In contrast to "every man for himself" interpretations of Charles Darwin's theory of evolution by natural selection, Dacher Keltner, a UC Berkeley psychologist and author of "Born to be Good: The Science of a Meaningful Life," and his fellow social scientists are building the case that humans are successful as a species precisely because of our nurturing, altruistic and compassionate traits. They call it "survival of the kindest."
Because of our very vulnerable offspring, the fundamental task for human survival and gene replication is to take care of others. Human beings have survived as a species because we have evolved the capacities to care for those in need and to cooperate. The human capacity to care and cooperate is wired into particular regions of the brain and nervous system. One recent study found compelling evidence that many of us are genetically predisposed to be empathetic. It found that people with a particular variation of the oxytocin gene receptor are more adept at reading the emotional state of others, and get less stressed out under tense circumstances. Informally known as the "cuddle hormone,” oxytocin is secreted into the bloodstream and the brain; where it promotes social interaction, nurturing and romantic love among other functions.
While studies show that bonding and making social connections can make for a healthier, more meaningful life, the larger question is; "How do these traits ensure our survival and raise our status among our peers?" One answer is that, the more generous we are, the more respect and influence we wield. In one recent study, participants each received a modest amount of cash and were directed to play games of varying complexity that would benefit the "public good.” The results showed that participants who acted more generously received more gifts, respect and cooperation from their peers; as well as wielding more influence over them.

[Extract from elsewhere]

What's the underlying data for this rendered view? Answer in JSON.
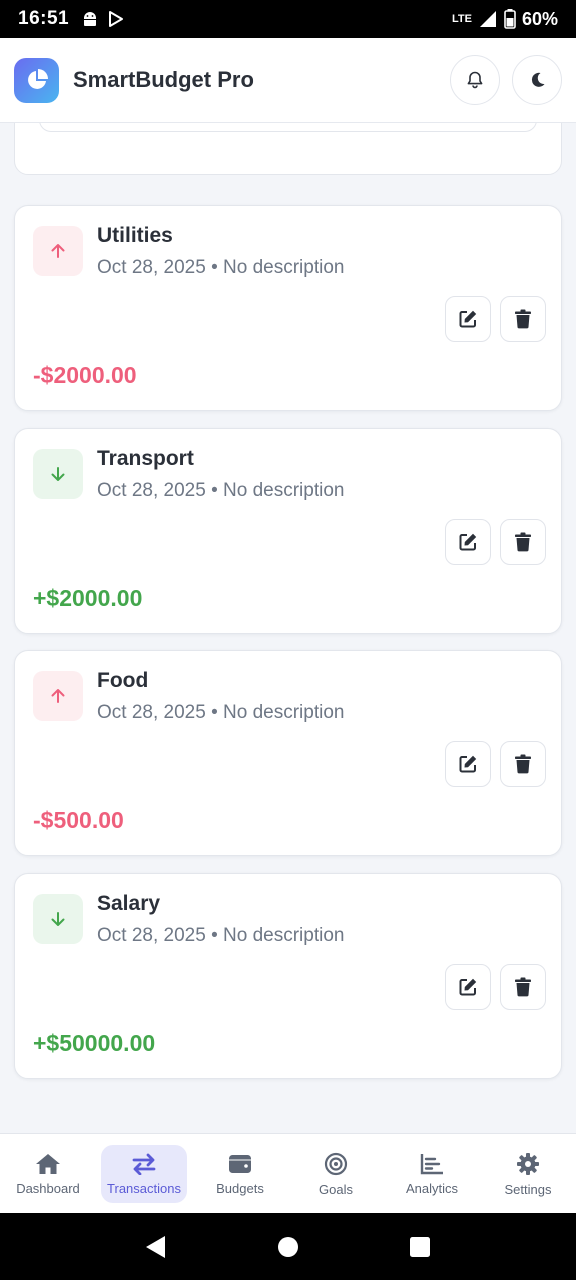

The findings suggest that anyone who acts only in his or her narrow self-interest will be shunned, disrespected, even hated. But those who behave generously with others are held in high esteem by their peers and thus rise in status. Given how much is to be gained through generosity, social scientists increasingly wonder less why people are ever generous and more why they are ever selfish. Such results validate the findings of positive psychology pioneers like Martin Seligman, a professor at the University of Pennsylvania, whose research in the early 1990's shifted away from mental illness and dysfunction; delving instead into the mysteries of human resilience and optimism.
While much of the positive psychology being studied is focused on personal fulfillment and happiness, researchers have narrowed their investigations into how it contributes to the greater societal good. For instance, to assist in and promote the rearing of emotionally literate children; many parents are turning away from materialistic or competitive activities, and rethinking what will bring their families true happiness and well-being. Parents who start consciously cultivating gratitude and generosity in their children quickly see how much happier and more resilient their children become. What is often surprising to parents is how much happier they themselves also become.
This behaviour, the sympathetic touch, is common to mammals thanks to the vagus nervous system. In another Berkeley study, two people separated by a barrier took turns trying to communicate emotions to one another by touching each other through a hole in the barrier. For the most part, participants were able to successfully communicate sympathy, love and gratitude and even assuage major anxiety. Overall, these and other findings challenge the assumption that nice guys finish last; and instead support the hypothesis that humans, if adequately nurtured and supported, tend to err on the side of compassion. This new science of altruism, and the physiological underpinnings of compassion, is finally catching up with Darwin's observations nearly 130 years ago; that sympathy is our strongest instinct.